Through his journey to bring back the station he grew up with, Scott has befriended those great Keener 13 jocks, many of whom are very much alive and still kicking today – Scotty Regan, Bob Greene, Jerry Goodwin, Gary Stevens, Dick Purtan, Pat St. John, and other legends.
Growing up in Detroit in that era, we had Motown, the Bob Seger System (yes, and Bob Seger and the Last Heard), Mitch Ryder and the Detroit Wheels, and some amazing bands that are still revered here more than six decades later. And we had the radio stations that provided the soundtrack of our lives – in cars and transistor radios: CKLW (The Big 8), WXYZ, and WJBK – all before FM came along and ate the radio world.
But for Scott Westerman and Steve Schram, Keener is not just a radio trip down memory lane. For both of these accomplished pros, the “Keener Way” has become a way of doing business. Here's how Scott explained it to me:
“Steve and I had a maxim. Anything Keener has to be excellent. ‘What would Keener do?' became my business mantra, a magnificent obsession with distilling the essence of success and applying it at every stage of my career.”
I thought about those seminal moments when many of us first got into radio and the impact it had on many of us while at Ford Field last week – not for a Lions game – but for the second annual Michigan Association of Broadcasters' Great Lakes Broadcast and Sports Media Academy.
More than 900 high school and college kids showed up for the program on a blustery November morning in downtown Detroit, curious about a career in radio or television. And if I squinted at the throngs of radio (and TV) wannabes, I could've sworn I saw the young Scott Westerman in the crowd.
I'll tell you all about it tomorrow, as well as the compelling story of an endangered high school radio station here in the U.P. (Upper Peninsula, for those of you who don't live here) that just received a stay of execution, due in no small part to your generosity and the spirit of radio.

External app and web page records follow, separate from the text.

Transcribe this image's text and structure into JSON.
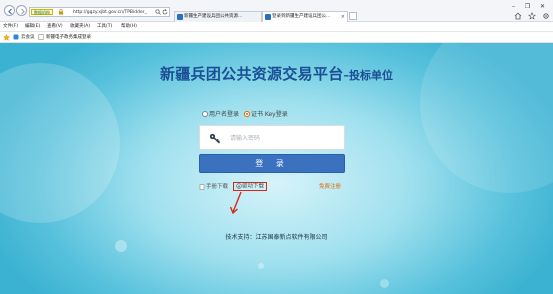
{
  "browser": {
    "cert_label": "数据机构",
    "address_url": "http://ggzy.xjbt.gov.cn/TPBidder_",
    "tabs": [
      {
        "label": "新疆生产建设兵团公共资源..."
      },
      {
        "label": "登录到新疆生产建设兵团公..."
      }
    ],
    "window_controls": {
      "minimize": "–",
      "maximize": "❐",
      "close": "✕"
    },
    "menu": [
      {
        "label": "文件(F)"
      },
      {
        "label": "编辑(E)"
      },
      {
        "label": "查看(V)"
      },
      {
        "label": "收藏夹(A)"
      },
      {
        "label": "工具(T)"
      },
      {
        "label": "帮助(H)"
      }
    ],
    "favorites": [
      {
        "label": "云会议"
      },
      {
        "label": "新疆电子政务集成登录"
      }
    ]
  },
  "page": {
    "title": "新疆兵团公共资源交易平台",
    "subtitle": "–投标单位",
    "login_options": {
      "username_login": "用户名登录",
      "cert_key_login": "证书 Key登录",
      "selected": "cert_key_login"
    },
    "pin_placeholder": "请输入密码",
    "login_button": "登 录",
    "links": {
      "manual_download": "手册下载",
      "driver_download": "驱动下载",
      "free_register": "免费注册"
    },
    "tech_support": "技术支持：江苏国泰新点软件有限公司"
  },
  "colors": {
    "title": "#1a4f94",
    "login_button": "#3a72c0",
    "register_link": "#e06800",
    "highlight_box": "#d8261b",
    "background": "#57c1dc"
  }
}
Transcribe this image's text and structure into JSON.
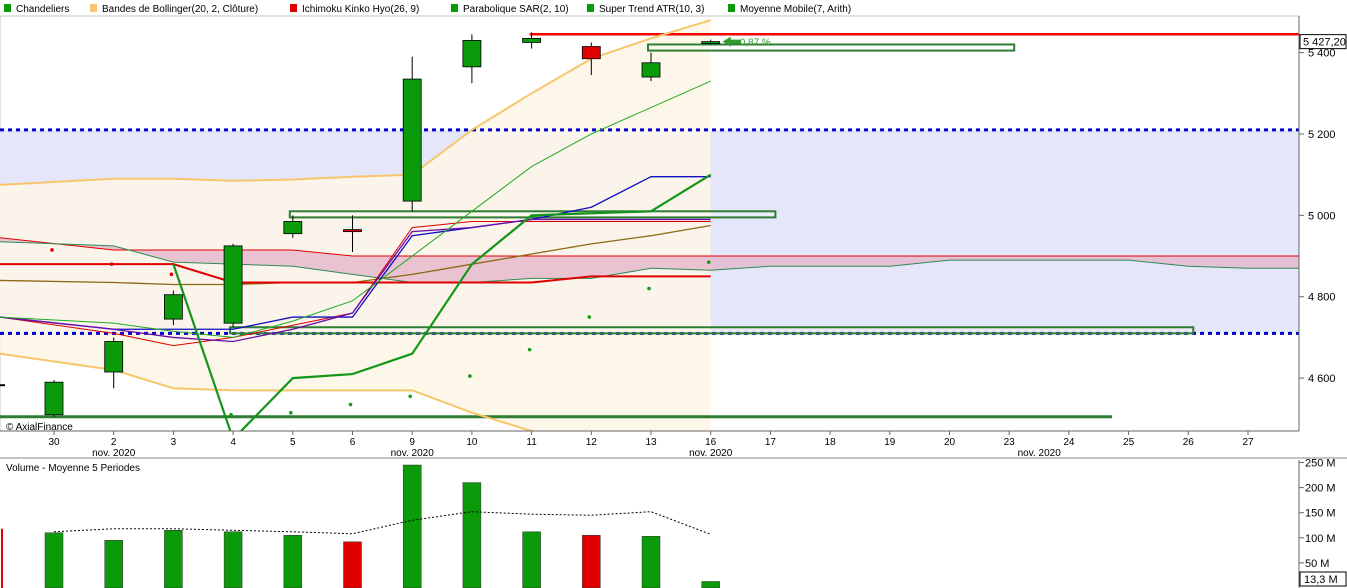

After all, the more things change….
- In Radio, Whatever Happened To “4 And Out The Door?” - December 7, 2023
- An Open (News)Letter To Radio - December 6, 2023
- The Case For Handcrafted Radio - December 5, 2023